--- Dataset extract Enclosed Below ---

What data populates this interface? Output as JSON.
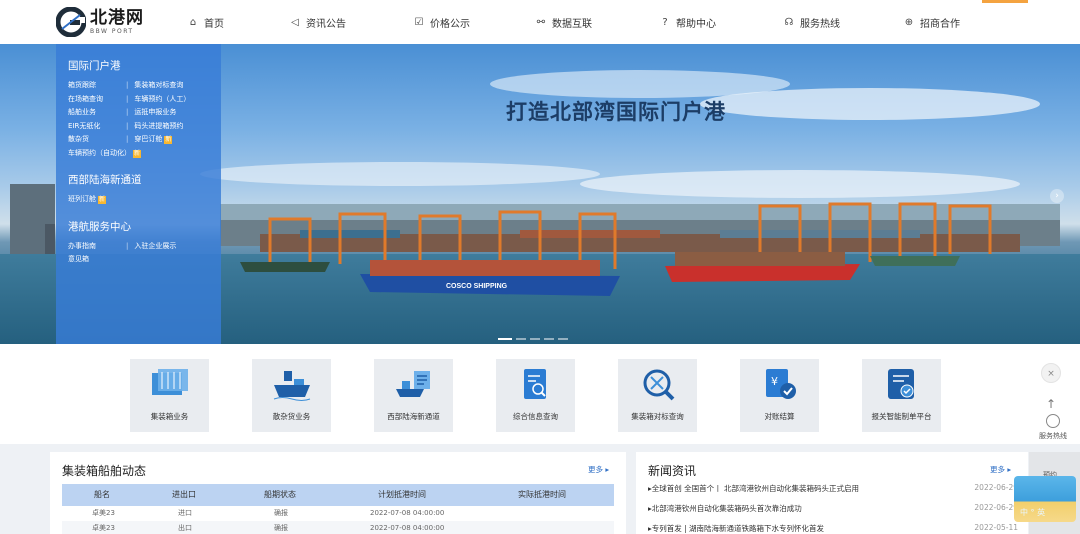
{
  "logo": {
    "cn": "北港网",
    "en": "BBW PORT"
  },
  "nav": [
    {
      "icon": "home-icon",
      "glyph": "⌂",
      "label": "首页"
    },
    {
      "icon": "speaker-icon",
      "glyph": "◁",
      "label": "资讯公告"
    },
    {
      "icon": "price-icon",
      "glyph": "☑",
      "label": "价格公示"
    },
    {
      "icon": "network-icon",
      "glyph": "⚯",
      "label": "数据互联"
    },
    {
      "icon": "help-icon",
      "glyph": "?",
      "label": "帮助中心"
    },
    {
      "icon": "headset-icon",
      "glyph": "☊",
      "label": "服务热线"
    },
    {
      "icon": "globe-icon",
      "glyph": "⊕",
      "label": "招商合作"
    }
  ],
  "hero": {
    "title": "打造北部湾国际门户港",
    "ship_label": "COSCO SHIPPING"
  },
  "side": {
    "sections": [
      {
        "title": "国际门户港",
        "links": [
          {
            "label": "箱货跟踪",
            "isNew": false
          },
          {
            "label": "集装箱对标查询",
            "isNew": false
          },
          {
            "label": "在场箱查询",
            "isNew": false
          },
          {
            "label": "车辆预约（人工）",
            "isNew": false
          },
          {
            "label": "船舶业务",
            "isNew": false
          },
          {
            "label": "运抵申报业务",
            "isNew": false
          },
          {
            "label": "EIR无纸化",
            "isNew": false
          },
          {
            "label": "码头进提箱预约",
            "isNew": false
          },
          {
            "label": "散杂货",
            "isNew": false
          },
          {
            "label": "穿巴订舱",
            "isNew": true
          },
          {
            "label": "车辆预约（自动化）",
            "isNew": true
          }
        ]
      },
      {
        "title": "西部陆海新通道",
        "links": [
          {
            "label": "班列订舱",
            "isNew": true
          }
        ]
      },
      {
        "title": "港航服务中心",
        "links": [
          {
            "label": "办事指南",
            "isNew": false
          },
          {
            "label": "入驻企业展示",
            "isNew": false
          },
          {
            "label": "意见箱",
            "isNew": false
          }
        ]
      }
    ],
    "new_badge": "新"
  },
  "services": [
    {
      "icon": "container-icon",
      "label": "集装箱业务"
    },
    {
      "icon": "cargo-ship-icon",
      "label": "散杂货业务"
    },
    {
      "icon": "sea-rail-icon",
      "label": "西部陆海新通道"
    },
    {
      "icon": "info-query-icon",
      "label": "综合信息查询"
    },
    {
      "icon": "container-search-icon",
      "label": "集装箱对标查询"
    },
    {
      "icon": "settlement-icon",
      "label": "对账结算"
    },
    {
      "icon": "customs-icon",
      "label": "报关智能制单平台"
    }
  ],
  "vessels": {
    "title": "集装箱船舶动态",
    "more": "更多",
    "columns": [
      "船名",
      "进出口",
      "船期状态",
      "计划抵港时间",
      "实际抵港时间"
    ],
    "rows": [
      [
        "卓美23",
        "进口",
        "确报",
        "2022-07-08 04:00:00",
        ""
      ],
      [
        "卓美23",
        "出口",
        "确报",
        "2022-07-08 04:00:00",
        ""
      ]
    ]
  },
  "news": {
    "title": "新闻资讯",
    "more": "更多",
    "items": [
      {
        "text": "全球首创 全国首个丨 北部湾港钦州自动化集装箱码头正式启用",
        "date": "2022-06-29"
      },
      {
        "text": "北部湾港钦州自动化集装箱码头首次靠泊成功",
        "date": "2022-06-29"
      },
      {
        "text": "专列首发 | 湖南陆海新通道铁路箱下水专列怀化首发",
        "date": "2022-05-11"
      }
    ]
  },
  "float": {
    "close": "×",
    "top": "↑",
    "service_label": "服务热线",
    "gray_label": "预约",
    "widget_label": "中 ° 英"
  }
}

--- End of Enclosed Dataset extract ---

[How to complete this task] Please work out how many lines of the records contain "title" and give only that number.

[Exercise result] 6